Adam Silver headlined the last panel of the first day of the MIT Sloan Sports Analytics Conference, and among the topics the NBA commissioner discussed was the future ability of fans to watch an NBA game from a first-person virtual perspective.
Companies such as Samsung and Oculus are making it possible for consumers to experience events in revolutionary ways, and Silver believes it could be key to reach billions of global NBA fans who would never have the opportunity to see a game in person.
"It's not a substitute for the real, live communal experience of being in a building with thousands of people," Silver said. "Arenas are modern-day town halls . . . But I think it really has an ability to change what it means from a media standpoint for what we can provide to our fans."
Could the day come when you purchase a digital courtside seat?
Elsewhere . . .
Shane Battier may have been the MVP of Day 1. The former NBA player spoke on three panels and punctuated his support of advanced analytics in basketball with droll anecdotes from his playing career.
One of his best stories took place during the early 2000s, when he played for Hubie Brown's Memphis Grizzlies. The nascent idea of advanced stats was becoming a popular topic of conversation, so Brown gathered his team together and told them he knew the real secret to winning basketball.
As the staff and players leaned forward, ready to take notes, Brown took to the chalkboard:
"If you do not have good players," Brown wrote, "you will not win."
Later, Battier discussed the motivation superstars add to a team.
"Peer pressure is the most powerful force on a sports team," Battier said. In his experience, he said, players like Steve Nash and Kevin Garnett raise the level of their entire teams just by example.

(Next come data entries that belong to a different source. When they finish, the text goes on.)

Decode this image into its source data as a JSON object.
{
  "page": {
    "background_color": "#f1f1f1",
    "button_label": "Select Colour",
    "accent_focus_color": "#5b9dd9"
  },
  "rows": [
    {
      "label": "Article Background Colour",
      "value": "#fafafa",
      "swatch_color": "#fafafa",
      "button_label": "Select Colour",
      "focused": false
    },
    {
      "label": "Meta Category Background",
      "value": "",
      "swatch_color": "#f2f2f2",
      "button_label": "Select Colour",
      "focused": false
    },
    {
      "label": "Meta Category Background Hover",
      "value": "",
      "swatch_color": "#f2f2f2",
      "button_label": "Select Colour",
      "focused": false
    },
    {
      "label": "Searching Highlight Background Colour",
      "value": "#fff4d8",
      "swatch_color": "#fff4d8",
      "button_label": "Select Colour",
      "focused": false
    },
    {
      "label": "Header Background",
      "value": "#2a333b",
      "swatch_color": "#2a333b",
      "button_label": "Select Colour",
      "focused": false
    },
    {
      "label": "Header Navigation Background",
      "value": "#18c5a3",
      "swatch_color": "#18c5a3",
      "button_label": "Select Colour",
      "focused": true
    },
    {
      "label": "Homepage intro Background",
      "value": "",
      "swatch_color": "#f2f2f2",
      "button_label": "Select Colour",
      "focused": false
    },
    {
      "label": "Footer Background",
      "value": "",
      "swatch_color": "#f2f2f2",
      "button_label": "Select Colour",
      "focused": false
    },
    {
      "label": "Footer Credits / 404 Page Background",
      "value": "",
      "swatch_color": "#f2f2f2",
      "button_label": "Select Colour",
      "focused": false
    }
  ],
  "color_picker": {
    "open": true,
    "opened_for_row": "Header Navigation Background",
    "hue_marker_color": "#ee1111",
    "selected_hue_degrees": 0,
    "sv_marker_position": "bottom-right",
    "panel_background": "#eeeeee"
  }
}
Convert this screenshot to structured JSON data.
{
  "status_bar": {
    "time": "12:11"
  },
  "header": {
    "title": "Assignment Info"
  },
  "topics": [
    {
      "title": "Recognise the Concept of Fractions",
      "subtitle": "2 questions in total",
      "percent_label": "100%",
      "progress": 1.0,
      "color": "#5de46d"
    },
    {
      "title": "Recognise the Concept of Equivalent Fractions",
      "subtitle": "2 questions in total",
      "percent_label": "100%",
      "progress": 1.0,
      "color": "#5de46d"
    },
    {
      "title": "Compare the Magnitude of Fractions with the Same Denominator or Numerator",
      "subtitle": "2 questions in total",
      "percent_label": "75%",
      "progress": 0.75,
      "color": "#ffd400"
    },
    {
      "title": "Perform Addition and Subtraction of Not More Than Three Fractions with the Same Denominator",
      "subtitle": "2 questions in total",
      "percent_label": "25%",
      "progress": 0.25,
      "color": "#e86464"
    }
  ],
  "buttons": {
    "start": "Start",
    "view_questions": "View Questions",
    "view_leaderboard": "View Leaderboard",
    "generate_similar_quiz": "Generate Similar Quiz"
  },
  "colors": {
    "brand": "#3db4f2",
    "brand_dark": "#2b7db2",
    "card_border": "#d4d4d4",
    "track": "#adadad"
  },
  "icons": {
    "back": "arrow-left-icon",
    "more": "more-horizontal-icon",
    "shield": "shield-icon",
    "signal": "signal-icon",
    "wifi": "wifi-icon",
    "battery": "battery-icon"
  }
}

Overheard at Sloan
“The two keys in fourth-grade girls’ basketball are this: Can you make a layup, and do all of your players show up? Because if all 10 show up, you have to play them equally, but if you can convince two that they’re really sick ... your two best players play three quarters. That’s how you win at fourth-grade girls’ basketball.” -- ESPN analyst Jeff Van Gundy, embarking on a tangential rant about Sacramento Kings owner Vivek Ranadive
"Are you worried your shrimp cocktail on the plane is going to be a little bit warmer?" -- Former head coach Mike D'Antoni, on the concerns of travel fatigue on NBA players
"To be honest with you, they're doing great things with therapy. I'm good." D'Antoni in response to a fan question of whether coaching Carmelo Anthony's ball-stopping tendencies gave him "nightmares"
"This is the panel I’m moderating because, as Charles Barkley put it, I couldn’t get girls in high school.” -- ESPN The Magazine writer Pablo Torre, having a little fun with Barkley's recent comments about basketball's stat nerds